Such attributes are hardly the stuff of automotive legend and management decided to cease production in 1969 after only 9,002 six-cylinder cars were built in just over two years. Like the MG TF, TR 250 and XK 150, however, unappreciated when new does not mean unloved now, as the MGC is, perhaps, the most attractive of the MGB variants today as it is more than powerful enough for modern traffic and the quiet character of the six-cylinder unit seems better served for occasional use. In either open or closed form, the MGC is worth seeking out whether in need of restoration or not.
MGB and MGB GT Mk III

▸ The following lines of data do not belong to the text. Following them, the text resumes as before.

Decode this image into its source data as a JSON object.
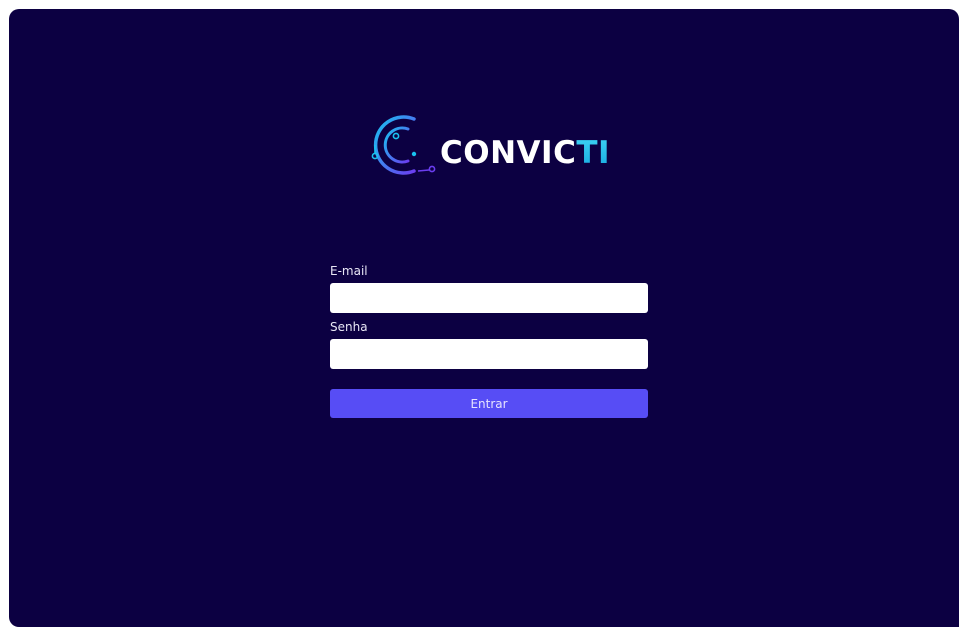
{
  "brand": {
    "name_main": "CONVIC",
    "name_accent": "TI",
    "logo_icon": "circuit-c-logo-icon",
    "colors": {
      "background": "#0c0042",
      "accent_cyan": "#19c2f0",
      "accent_purple": "#574df5",
      "text_white": "#ffffff"
    }
  },
  "login": {
    "email_label": "E-mail",
    "email_value": "",
    "password_label": "Senha",
    "password_value": "",
    "submit_label": "Entrar"
  }
}
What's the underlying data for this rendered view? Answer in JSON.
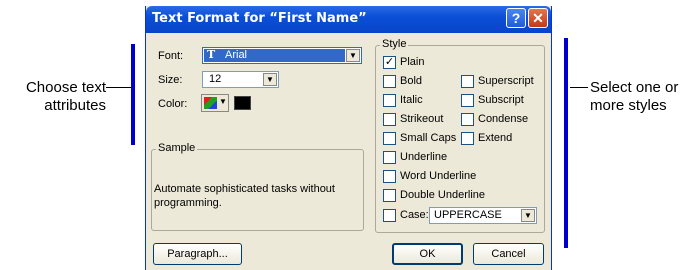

Introduction of the Mk III versions of the MGB and MGB GT were modest and focused mainly on the interior with a new instrument panel and center console with revised armrests. Emissions controls continued to choke performance and rated horsepower fell again to 78.5 hp at 5500 rpm and 94 ft/lbs of torque at 3000 rpm. New bumper guards were added and the grille was revised again but the basic car remained unchanged as the car entered its second decade of production.

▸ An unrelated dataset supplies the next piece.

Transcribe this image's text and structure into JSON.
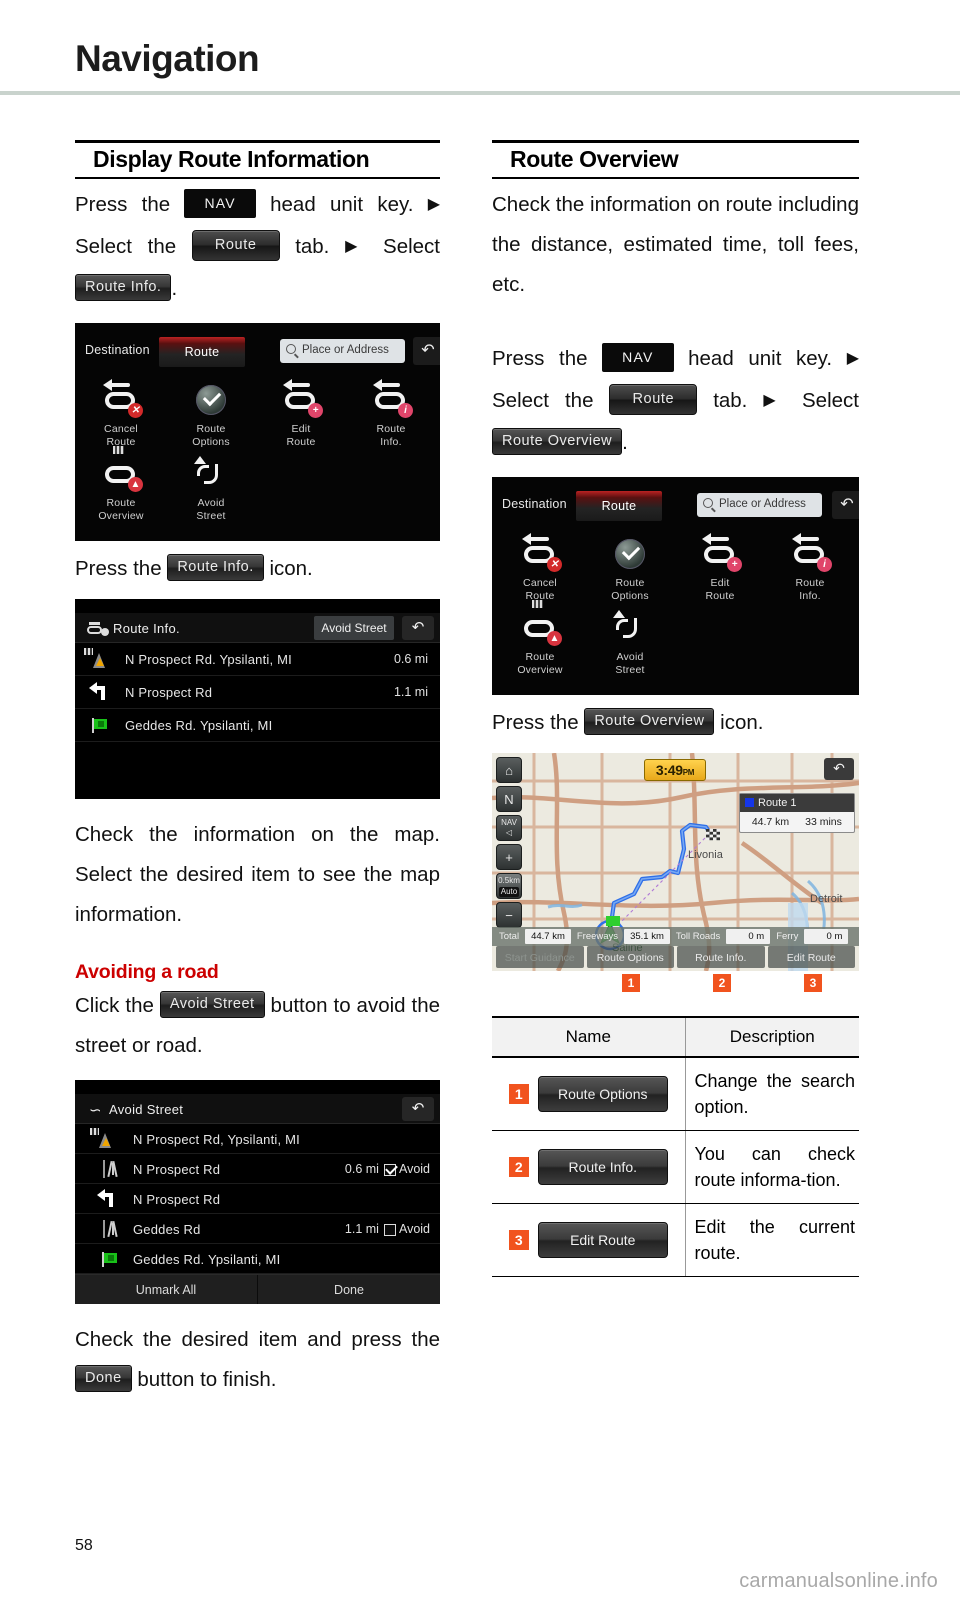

MGB Mk IV
The MGB GT was dropped from production with the release of the Mk IV edition of the now ubiquitous “B”, which was struggling to meet increasingly stringent safety and pollution standards enacted by overzealous Federal regulators. These cars are easy to spot from a distance as they acquired grotesque flat black polyurethane extensions to the front and rear ends of the car and what they detracted from the car’s appearance they added in weight (an additional 70 pounds).
Under the hood, the 1798-cc engine exchanged its dual SU carburetors in favor of a single Zenith-Stromberg and made do with a lower 8.0:1 compression ratio. Both revisions impacted performance negatively with the engine producing just 62.5 hp at 5500 rpm and 86 ft/lbs of torque at 2500 rpm. New gear ratios were also installed not to improve performance, but to extract better fuel economy from what was becoming a much heavier car. To add insult to injury, to comply with US requirements for bumper and headlight height, MG simply increased the overall ride height of the car by packing the front suspension an additional inch and raising the rear springs. Obviously, this affected both the car’s center of gravity and suspension geometry such that the once sterling handling of the beloved “B” became increasingly porcine. Rather than introduce modifications and upgrades that would allow the MGB to remain competitive in the market, MG (by then part of British Leyland) allowed the car to die on the vine by finding the most economical fix to meeting new safety and pollution standards instead of implementing solid design and engineering solutions for best effect. As such, the last MGB was completed on October 22, 1980 and with it so had an era.